__Supplied records__:

=-=-=-=-=

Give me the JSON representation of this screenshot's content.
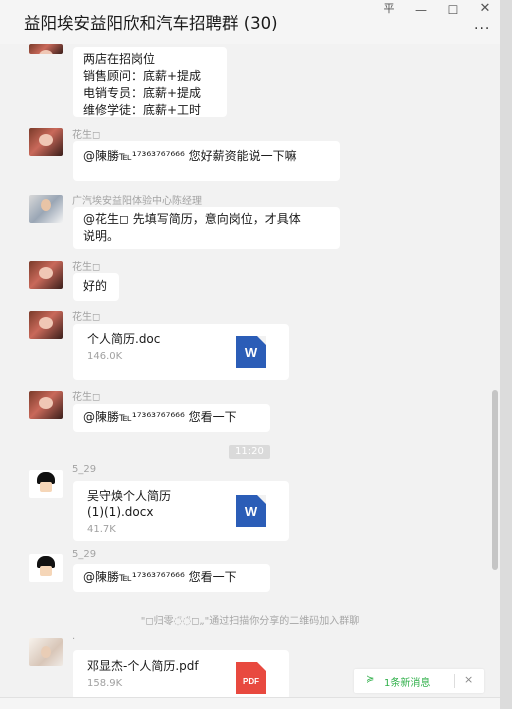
{
  "window": {
    "title": "益阳埃安益阳欣和汽车招聘群 (30)",
    "pin_glyph": "平",
    "minimize_glyph": "—",
    "maximize_glyph": "☐",
    "close_glyph": "✕",
    "more_glyph": "..."
  },
  "messages": {
    "m1": {
      "lines": [
        "两店在招岗位",
        "销售顾问：底薪+提成",
        "电销专员：底薪+提成",
        "维修学徒：底薪+工时"
      ]
    },
    "m2": {
      "sender": "花生◻",
      "text": "@陳勝℡¹⁷³⁶³⁷⁶⁷⁶⁶⁶ 您好薪资能说一下嘛"
    },
    "m3": {
      "sender": "广汽埃安益阳体验中心陈经理",
      "lines": [
        "@花生◻ 先填写简历，意向岗位，才具体",
        "说明。"
      ]
    },
    "m4": {
      "sender": "花生◻",
      "text": "好的"
    },
    "m5": {
      "sender": "花生◻",
      "file_name": "个人简历.doc",
      "file_size": "146.0K",
      "file_icon": "W"
    },
    "m6": {
      "sender": "花生◻",
      "text": "@陳勝℡¹⁷³⁶³⁷⁶⁷⁶⁶⁶ 您看一下"
    },
    "timestamp": "11:20",
    "m7": {
      "sender": "5_29",
      "file_lines": [
        "吴守焕个人简历",
        "(1)(1).docx"
      ],
      "file_size": "41.7K",
      "file_icon": "W"
    },
    "m8": {
      "sender": "5_29",
      "text": "@陳勝℡¹⁷³⁶³⁷⁶⁷⁶⁶⁶ 您看一下"
    },
    "system": "\"◻归零◌̈◌̈◻„\"通过扫描你分享的二维码加入群聊",
    "m9": {
      "sender": ".",
      "file_name": "邓显杰-个人简历.pdf",
      "file_size": "158.9K",
      "file_icon": "PDF"
    }
  },
  "new_message_bar": {
    "arrow": "≽",
    "label": "1条新消息",
    "close": "×"
  },
  "colors": {
    "background": "#f2f2f2",
    "bubble": "#ffffff",
    "word_blue": "#2b5db7",
    "pdf_red": "#e8493f",
    "accent_green": "#30b04a"
  }
}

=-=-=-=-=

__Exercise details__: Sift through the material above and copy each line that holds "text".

__Written solution__:
      "text": "@陳勝℡¹⁷³⁶³⁷⁶⁷⁶⁶⁶ 您好薪资能说一下嘛"
      "text": "好的"
      "text": "@陳勝℡¹⁷³⁶³⁷⁶⁷⁶⁶⁶ 您看一下"
      "text": "@陳勝℡¹⁷³⁶³⁷⁶⁷⁶⁶⁶ 您看一下"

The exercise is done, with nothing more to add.